We need to apply intelligence and be critical in evaluating the Four Truths within the context of our own experience and be willing to explore our developing understanding over time and with care. Each of the Eightfold Path strands must be held up to the light of our own knowledge and experience and be related to us as individuals. It’s kind of obvious really, but not everyone seems to get it. 
Right, in the context of the Eightfold Path, means honest, helpful and accurate. Right View is actively developed through thoroughly examining and contemplating the first three truths and exploring our own experience of them. The more personal we make it, the more likely we will connect to their validity and what follows from valid recognition is motivation for working more consistently with the Fourth Truth of the path.
One of the fundamental gifts that emerges through perceiving the Third Truth is we realise that because of the interdependent nature of life and experience, we can actually change what we experience, and, how we experience it. This emerges out of the right view of cause and effect. It is seen in understanding clearly the structures of the habits, behaviour and thoughts that give rise to the patterns that have caused us to suffer and how they are actually artificial constructs that we can choose to change and even abandon.
Change and growth require maturity and responsibility. We are responsible for our actions and choices. Even if we are left with particularly debilitating beliefs and internal voices from our parents, as adults we must see ourselves as having choice and being able to effect change. To examine our world-view is to see more clearly the choices we make, and don’t make, and begin to get clear on the consequences such choices have.
To achieve an experiential taste and then knowing of the first three truths means using a contemplative technology. The best one I know of is meditation. Meditation is the key component in accessing the validity of the first three truths and in opening the assumption laden perspectives that result from a confused idea of reality.
Right Intention
From our view of life springs forth our intentions. They are always aligned and focused on confirming and acting on behalf of how we believe and view life to be. Intention is next on the list for this reason and because it gives direction to our attempts to hold the world still and maintain the reality we have concocted. Intention drives us to attempt to satisfy our habitual desires and keep at bay whatever we wish to avoid.
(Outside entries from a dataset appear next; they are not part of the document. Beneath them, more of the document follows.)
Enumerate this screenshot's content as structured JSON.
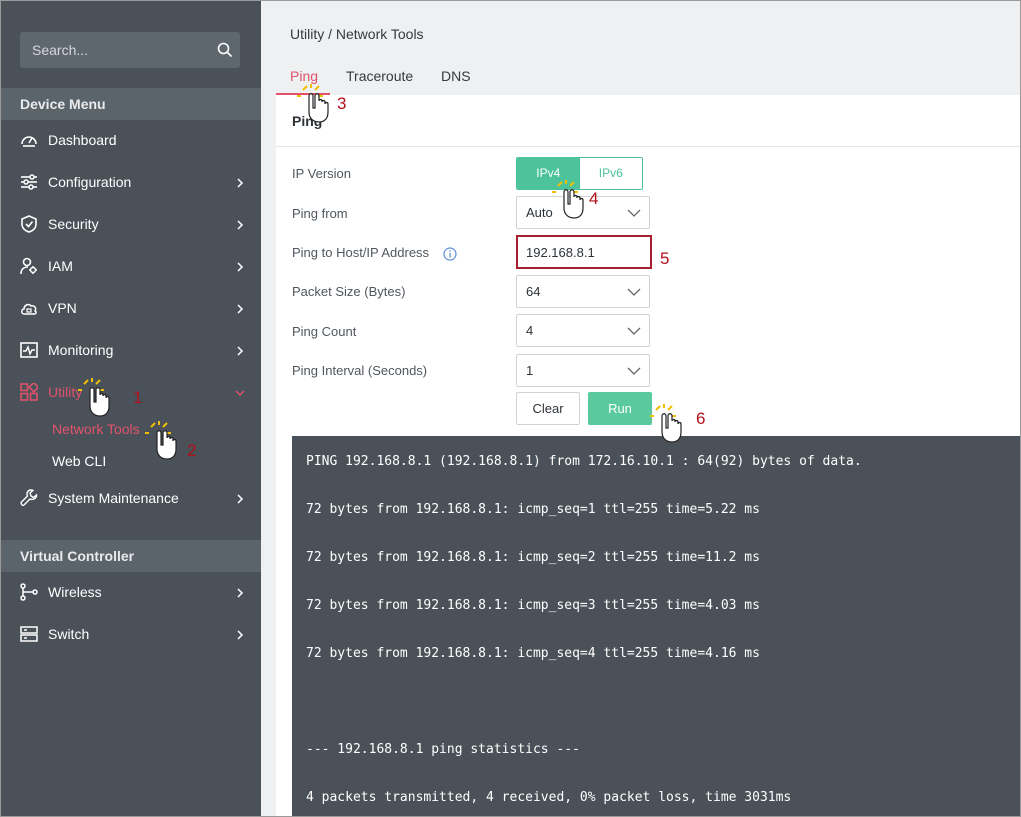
{
  "sidebar": {
    "search_placeholder": "Search...",
    "device_menu_title": "Device Menu",
    "virtual_controller_title": "Virtual Controller",
    "items": [
      {
        "label": "Dashboard",
        "icon": "dashboard-icon"
      },
      {
        "label": "Configuration",
        "icon": "sliders-icon"
      },
      {
        "label": "Security",
        "icon": "shield-icon"
      },
      {
        "label": "IAM",
        "icon": "user-gear-icon"
      },
      {
        "label": "VPN",
        "icon": "cloud-lock-icon"
      },
      {
        "label": "Monitoring",
        "icon": "monitor-pulse-icon"
      },
      {
        "label": "Utility",
        "icon": "grid-icon"
      },
      {
        "label": "System Maintenance",
        "icon": "wrench-icon"
      }
    ],
    "utility_sub": [
      {
        "label": "Network Tools"
      },
      {
        "label": "Web CLI"
      }
    ],
    "vc_items": [
      {
        "label": "Wireless",
        "icon": "wireless-nodes-icon"
      },
      {
        "label": "Switch",
        "icon": "switch-icon"
      }
    ]
  },
  "main": {
    "breadcrumb": "Utility / Network Tools",
    "tabs": [
      {
        "label": "Ping"
      },
      {
        "label": "Traceroute"
      },
      {
        "label": "DNS"
      }
    ],
    "card_title": "Ping",
    "form": {
      "ip_version_label": "IP Version",
      "ipv4": "IPv4",
      "ipv6": "IPv6",
      "ping_from_label": "Ping from",
      "ping_from_value": "Auto",
      "host_label": "Ping to Host/IP Address",
      "host_value": "192.168.8.1",
      "packet_size_label": "Packet Size (Bytes)",
      "packet_size_value": "64",
      "ping_count_label": "Ping Count",
      "ping_count_value": "4",
      "interval_label": "Ping Interval (Seconds)",
      "interval_value": "1",
      "clear_label": "Clear",
      "run_label": "Run"
    },
    "output": [
      "PING 192.168.8.1 (192.168.8.1) from 172.16.10.1 : 64(92) bytes of data.",
      "72 bytes from 192.168.8.1: icmp_seq=1 ttl=255 time=5.22 ms",
      "72 bytes from 192.168.8.1: icmp_seq=2 ttl=255 time=11.2 ms",
      "72 bytes from 192.168.8.1: icmp_seq=3 ttl=255 time=4.03 ms",
      "72 bytes from 192.168.8.1: icmp_seq=4 ttl=255 time=4.16 ms",
      "--- 192.168.8.1 ping statistics ---",
      "4 packets transmitted, 4 received, 0% packet loss, time 3031ms"
    ]
  },
  "annotations": [
    "1",
    "2",
    "3",
    "4",
    "5",
    "6"
  ],
  "colors": {
    "sidebar_bg": "#4a5159",
    "accent_red": "#e0526b",
    "accent_green": "#4cc39a",
    "terminal_bg": "#4a5159"
  }
}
By now it should be clear that much of our view and intentions are unconscious, or semi-conscious. They are aspects of our world that we have been wholly, or partially unaware of. This is where a hands on approach needs to come into play; developing Right Intention means becoming more aware of the driving force for our decisions and choosing conscientiously to move forward from a different quality space. From greater awareness we can start to utilize intent to act more consciously and make better day-to-day choices. We can use wiser intents to give direction to our life and a developing meditation practice, and daily intents to choose Right Action that feeds our self-awareness and our honest, helpful and accurate living. 
Although we start exploring the world of the Eightfold Path with Right View and Right Intention, little progress can be made unless we have a means for developing the type of awareness that will reveal the confusion laid out above. Although not next on the list, I shall take a leaf out of Thich Nhat Hanh’s book and jump to Mindfulness in the next post.